> [Records for the task]
>>>

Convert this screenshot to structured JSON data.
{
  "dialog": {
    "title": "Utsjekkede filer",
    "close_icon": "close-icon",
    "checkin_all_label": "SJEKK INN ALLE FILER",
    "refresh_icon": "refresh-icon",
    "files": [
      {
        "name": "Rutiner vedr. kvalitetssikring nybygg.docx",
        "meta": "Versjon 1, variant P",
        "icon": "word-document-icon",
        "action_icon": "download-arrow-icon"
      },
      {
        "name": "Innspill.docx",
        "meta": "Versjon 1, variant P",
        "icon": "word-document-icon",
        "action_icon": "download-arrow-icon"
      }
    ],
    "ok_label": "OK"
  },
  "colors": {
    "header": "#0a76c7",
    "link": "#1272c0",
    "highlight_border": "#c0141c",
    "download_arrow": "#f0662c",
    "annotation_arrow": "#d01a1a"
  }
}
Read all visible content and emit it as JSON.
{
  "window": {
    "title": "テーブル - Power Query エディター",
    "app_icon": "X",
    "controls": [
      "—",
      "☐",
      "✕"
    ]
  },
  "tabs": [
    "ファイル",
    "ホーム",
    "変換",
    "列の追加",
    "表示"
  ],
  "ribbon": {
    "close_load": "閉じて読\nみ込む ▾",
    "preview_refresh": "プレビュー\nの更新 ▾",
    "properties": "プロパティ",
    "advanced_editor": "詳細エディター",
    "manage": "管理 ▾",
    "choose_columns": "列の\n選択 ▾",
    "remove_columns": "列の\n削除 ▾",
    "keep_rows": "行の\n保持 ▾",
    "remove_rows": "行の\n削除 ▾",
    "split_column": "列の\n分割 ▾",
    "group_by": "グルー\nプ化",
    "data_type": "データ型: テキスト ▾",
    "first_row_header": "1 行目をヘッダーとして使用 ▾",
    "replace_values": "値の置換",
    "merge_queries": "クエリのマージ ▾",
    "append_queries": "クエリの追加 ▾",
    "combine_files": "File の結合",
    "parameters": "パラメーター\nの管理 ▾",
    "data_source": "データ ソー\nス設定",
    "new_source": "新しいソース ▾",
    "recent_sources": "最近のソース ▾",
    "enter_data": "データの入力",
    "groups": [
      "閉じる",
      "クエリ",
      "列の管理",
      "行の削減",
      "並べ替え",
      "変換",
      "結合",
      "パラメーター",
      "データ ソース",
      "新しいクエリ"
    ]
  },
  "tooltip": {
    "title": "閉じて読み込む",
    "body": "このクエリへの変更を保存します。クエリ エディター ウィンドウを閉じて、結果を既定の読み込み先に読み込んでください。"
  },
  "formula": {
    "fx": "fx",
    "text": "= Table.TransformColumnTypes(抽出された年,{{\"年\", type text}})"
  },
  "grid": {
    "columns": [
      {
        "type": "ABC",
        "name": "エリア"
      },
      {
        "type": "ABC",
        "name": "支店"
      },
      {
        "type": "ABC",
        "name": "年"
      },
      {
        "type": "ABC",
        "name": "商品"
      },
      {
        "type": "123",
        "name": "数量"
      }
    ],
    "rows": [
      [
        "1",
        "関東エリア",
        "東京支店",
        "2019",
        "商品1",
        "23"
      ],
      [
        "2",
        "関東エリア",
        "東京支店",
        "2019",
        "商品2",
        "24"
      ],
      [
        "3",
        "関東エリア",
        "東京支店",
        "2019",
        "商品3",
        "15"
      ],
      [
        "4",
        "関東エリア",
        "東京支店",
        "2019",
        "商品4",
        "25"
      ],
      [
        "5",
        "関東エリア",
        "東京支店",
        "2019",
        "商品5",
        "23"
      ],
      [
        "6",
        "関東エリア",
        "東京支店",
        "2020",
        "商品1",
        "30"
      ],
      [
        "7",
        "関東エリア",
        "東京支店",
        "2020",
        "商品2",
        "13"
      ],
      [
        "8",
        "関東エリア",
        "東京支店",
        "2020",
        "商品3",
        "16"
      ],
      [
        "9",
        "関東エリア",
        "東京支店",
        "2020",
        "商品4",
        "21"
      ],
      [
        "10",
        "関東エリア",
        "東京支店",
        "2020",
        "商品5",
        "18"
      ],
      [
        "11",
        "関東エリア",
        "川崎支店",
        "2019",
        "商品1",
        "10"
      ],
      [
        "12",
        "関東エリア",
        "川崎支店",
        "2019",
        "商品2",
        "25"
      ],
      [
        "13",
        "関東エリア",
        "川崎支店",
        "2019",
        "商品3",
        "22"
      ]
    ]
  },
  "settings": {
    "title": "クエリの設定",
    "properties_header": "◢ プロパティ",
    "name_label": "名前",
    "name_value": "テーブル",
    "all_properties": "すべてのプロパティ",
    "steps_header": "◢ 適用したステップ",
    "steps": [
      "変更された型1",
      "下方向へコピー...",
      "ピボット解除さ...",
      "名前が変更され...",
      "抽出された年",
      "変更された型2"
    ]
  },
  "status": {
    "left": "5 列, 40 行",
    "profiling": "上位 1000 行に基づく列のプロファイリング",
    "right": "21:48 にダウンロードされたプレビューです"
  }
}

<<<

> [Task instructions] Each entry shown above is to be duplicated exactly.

> [Completed exercise]
Convert this screenshot to structured JSON data.
{
  "dialog": {
    "title": "Utsjekkede filer",
    "close_icon": "close-icon",
    "checkin_all_label": "SJEKK INN ALLE FILER",
    "refresh_icon": "refresh-icon",
    "files": [
      {
        "name": "Rutiner vedr. kvalitetssikring nybygg.docx",
        "meta": "Versjon 1, variant P",
        "icon": "word-document-icon",
        "action_icon": "download-arrow-icon"
      },
      {
        "name": "Innspill.docx",
        "meta": "Versjon 1, variant P",
        "icon": "word-document-icon",
        "action_icon": "download-arrow-icon"
      }
    ],
    "ok_label": "OK"
  },
  "colors": {
    "header": "#0a76c7",
    "link": "#1272c0",
    "highlight_border": "#c0141c",
    "download_arrow": "#f0662c",
    "annotation_arrow": "#d01a1a"
  }
}
Read all visible content and emit it as JSON.
{
  "window": {
    "title": "テーブル - Power Query エディター",
    "app_icon": "X",
    "controls": [
      "—",
      "☐",
      "✕"
    ]
  },
  "tabs": [
    "ファイル",
    "ホーム",
    "変換",
    "列の追加",
    "表示"
  ],
  "ribbon": {
    "close_load": "閉じて読\nみ込む ▾",
    "preview_refresh": "プレビュー\nの更新 ▾",
    "properties": "プロパティ",
    "advanced_editor": "詳細エディター",
    "manage": "管理 ▾",
    "choose_columns": "列の\n選択 ▾",
    "remove_columns": "列の\n削除 ▾",
    "keep_rows": "行の\n保持 ▾",
    "remove_rows": "行の\n削除 ▾",
    "split_column": "列の\n分割 ▾",
    "group_by": "グルー\nプ化",
    "data_type": "データ型: テキスト ▾",
    "first_row_header": "1 行目をヘッダーとして使用 ▾",
    "replace_values": "値の置換",
    "merge_queries": "クエリのマージ ▾",
    "append_queries": "クエリの追加 ▾",
    "combine_files": "File の結合",
    "parameters": "パラメーター\nの管理 ▾",
    "data_source": "データ ソー\nス設定",
    "new_source": "新しいソース ▾",
    "recent_sources": "最近のソース ▾",
    "enter_data": "データの入力",
    "groups": [
      "閉じる",
      "クエリ",
      "列の管理",
      "行の削減",
      "並べ替え",
      "変換",
      "結合",
      "パラメーター",
      "データ ソース",
      "新しいクエリ"
    ]
  },
  "tooltip": {
    "title": "閉じて読み込む",
    "body": "このクエリへの変更を保存します。クエリ エディター ウィンドウを閉じて、結果を既定の読み込み先に読み込んでください。"
  },
  "formula": {
    "fx": "fx",
    "text": "= Table.TransformColumnTypes(抽出された年,{{\"年\", type text}})"
  },
  "grid": {
    "columns": [
      {
        "type": "ABC",
        "name": "エリア"
      },
      {
        "type": "ABC",
        "name": "支店"
      },
      {
        "type": "ABC",
        "name": "年"
      },
      {
        "type": "ABC",
        "name": "商品"
      },
      {
        "type": "123",
        "name": "数量"
      }
    ],
    "rows": [
      [
        "1",
        "関東エリア",
        "東京支店",
        "2019",
        "商品1",
        "23"
      ],
      [
        "2",
        "関東エリア",
        "東京支店",
        "2019",
        "商品2",
        "24"
      ],
      [
        "3",
        "関東エリア",
        "東京支店",
        "2019",
        "商品3",
        "15"
      ],
      [
        "4",
        "関東エリア",
        "東京支店",
        "2019",
        "商品4",
        "25"
      ],
      [
        "5",
        "関東エリア",
        "東京支店",
        "2019",
        "商品5",
        "23"
      ],
      [
        "6",
        "関東エリア",
        "東京支店",
        "2020",
        "商品1",
        "30"
      ],
      [
        "7",
        "関東エリア",
        "東京支店",
        "2020",
        "商品2",
        "13"
      ],
      [
        "8",
        "関東エリア",
        "東京支店",
        "2020",
        "商品3",
        "16"
      ],
      [
        "9",
        "関東エリア",
        "東京支店",
        "2020",
        "商品4",
        "21"
      ],
      [
        "10",
        "関東エリア",
        "東京支店",
        "2020",
        "商品5",
        "18"
      ],
      [
        "11",
        "関東エリア",
        "川崎支店",
        "2019",
        "商品1",
        "10"
      ],
      [
        "12",
        "関東エリア",
        "川崎支店",
        "2019",
        "商品2",
        "25"
      ],
      [
        "13",
        "関東エリア",
        "川崎支店",
        "2019",
        "商品3",
        "22"
      ]
    ]
  },
  "settings": {
    "title": "クエリの設定",
    "properties_header": "◢ プロパティ",
    "name_label": "名前",
    "name_value": "テーブル",
    "all_properties": "すべてのプロパティ",
    "steps_header": "◢ 適用したステップ",
    "steps": [
      "変更された型1",
      "下方向へコピー...",
      "ピボット解除さ...",
      "名前が変更され...",
      "抽出された年",
      "変更された型2"
    ]
  },
  "status": {
    "left": "5 列, 40 行",
    "profiling": "上位 1000 行に基づく列のプロファイリング",
    "right": "21:48 にダウンロードされたプレビューです"
  }
}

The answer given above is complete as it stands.